◆ Try it ◆
Retype each entry exactly.

─── Information

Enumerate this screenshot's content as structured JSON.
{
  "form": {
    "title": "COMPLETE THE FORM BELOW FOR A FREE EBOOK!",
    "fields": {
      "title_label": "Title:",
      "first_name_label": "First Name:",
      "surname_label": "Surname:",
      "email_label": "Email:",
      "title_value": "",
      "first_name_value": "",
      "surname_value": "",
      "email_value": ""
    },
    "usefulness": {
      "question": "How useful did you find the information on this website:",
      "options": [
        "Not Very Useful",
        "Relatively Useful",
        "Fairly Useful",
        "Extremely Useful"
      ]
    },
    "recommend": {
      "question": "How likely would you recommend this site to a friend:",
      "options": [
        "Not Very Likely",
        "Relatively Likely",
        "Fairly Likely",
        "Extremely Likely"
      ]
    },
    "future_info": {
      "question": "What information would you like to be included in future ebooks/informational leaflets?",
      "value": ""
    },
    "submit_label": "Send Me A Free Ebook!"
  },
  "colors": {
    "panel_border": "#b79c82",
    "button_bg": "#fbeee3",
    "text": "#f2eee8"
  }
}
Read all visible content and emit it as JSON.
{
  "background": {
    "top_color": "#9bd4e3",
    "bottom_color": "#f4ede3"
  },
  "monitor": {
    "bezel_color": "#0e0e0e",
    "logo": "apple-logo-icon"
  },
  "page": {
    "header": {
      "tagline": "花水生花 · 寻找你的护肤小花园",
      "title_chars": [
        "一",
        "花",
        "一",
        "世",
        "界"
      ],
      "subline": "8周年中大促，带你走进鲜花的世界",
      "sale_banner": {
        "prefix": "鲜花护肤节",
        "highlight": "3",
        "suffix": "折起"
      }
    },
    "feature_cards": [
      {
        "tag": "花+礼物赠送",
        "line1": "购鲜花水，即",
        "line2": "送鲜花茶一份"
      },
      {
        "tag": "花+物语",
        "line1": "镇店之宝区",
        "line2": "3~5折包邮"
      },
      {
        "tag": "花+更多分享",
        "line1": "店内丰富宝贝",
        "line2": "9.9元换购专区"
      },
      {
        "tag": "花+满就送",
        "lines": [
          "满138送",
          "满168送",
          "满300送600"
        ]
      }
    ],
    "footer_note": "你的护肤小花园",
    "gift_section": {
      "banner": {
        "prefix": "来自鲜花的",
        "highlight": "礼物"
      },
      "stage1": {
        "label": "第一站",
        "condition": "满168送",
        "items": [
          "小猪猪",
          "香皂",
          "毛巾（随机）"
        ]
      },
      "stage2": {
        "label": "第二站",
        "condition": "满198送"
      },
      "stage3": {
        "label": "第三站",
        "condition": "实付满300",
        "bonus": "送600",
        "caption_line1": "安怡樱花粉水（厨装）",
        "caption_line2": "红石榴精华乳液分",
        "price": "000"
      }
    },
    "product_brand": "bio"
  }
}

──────

◆ Exercise answer ◆
Enumerate this screenshot's content as structured JSON.
{
  "form": {
    "title": "COMPLETE THE FORM BELOW FOR A FREE EBOOK!",
    "fields": {
      "title_label": "Title:",
      "first_name_label": "First Name:",
      "surname_label": "Surname:",
      "email_label": "Email:",
      "title_value": "",
      "first_name_value": "",
      "surname_value": "",
      "email_value": ""
    },
    "usefulness": {
      "question": "How useful did you find the information on this website:",
      "options": [
        "Not Very Useful",
        "Relatively Useful",
        "Fairly Useful",
        "Extremely Useful"
      ]
    },
    "recommend": {
      "question": "How likely would you recommend this site to a friend:",
      "options": [
        "Not Very Likely",
        "Relatively Likely",
        "Fairly Likely",
        "Extremely Likely"
      ]
    },
    "future_info": {
      "question": "What information would you like to be included in future ebooks/informational leaflets?",
      "value": ""
    },
    "submit_label": "Send Me A Free Ebook!"
  },
  "colors": {
    "panel_border": "#b79c82",
    "button_bg": "#fbeee3",
    "text": "#f2eee8"
  }
}
Read all visible content and emit it as JSON.
{
  "background": {
    "top_color": "#9bd4e3",
    "bottom_color": "#f4ede3"
  },
  "monitor": {
    "bezel_color": "#0e0e0e",
    "logo": "apple-logo-icon"
  },
  "page": {
    "header": {
      "tagline": "花水生花 · 寻找你的护肤小花园",
      "title_chars": [
        "一",
        "花",
        "一",
        "世",
        "界"
      ],
      "subline": "8周年中大促，带你走进鲜花的世界",
      "sale_banner": {
        "prefix": "鲜花护肤节",
        "highlight": "3",
        "suffix": "折起"
      }
    },
    "feature_cards": [
      {
        "tag": "花+礼物赠送",
        "line1": "购鲜花水，即",
        "line2": "送鲜花茶一份"
      },
      {
        "tag": "花+物语",
        "line1": "镇店之宝区",
        "line2": "3~5折包邮"
      },
      {
        "tag": "花+更多分享",
        "line1": "店内丰富宝贝",
        "line2": "9.9元换购专区"
      },
      {
        "tag": "花+满就送",
        "lines": [
          "满138送",
          "满168送",
          "满300送600"
        ]
      }
    ],
    "footer_note": "你的护肤小花园",
    "gift_section": {
      "banner": {
        "prefix": "来自鲜花的",
        "highlight": "礼物"
      },
      "stage1": {
        "label": "第一站",
        "condition": "满168送",
        "items": [
          "小猪猪",
          "香皂",
          "毛巾（随机）"
        ]
      },
      "stage2": {
        "label": "第二站",
        "condition": "满198送"
      },
      "stage3": {
        "label": "第三站",
        "condition": "实付满300",
        "bonus": "送600",
        "caption_line1": "安怡樱花粉水（厨装）",
        "caption_line2": "红石榴精华乳液分",
        "price": "000"
      }
    },
    "product_brand": "bio"
  }
}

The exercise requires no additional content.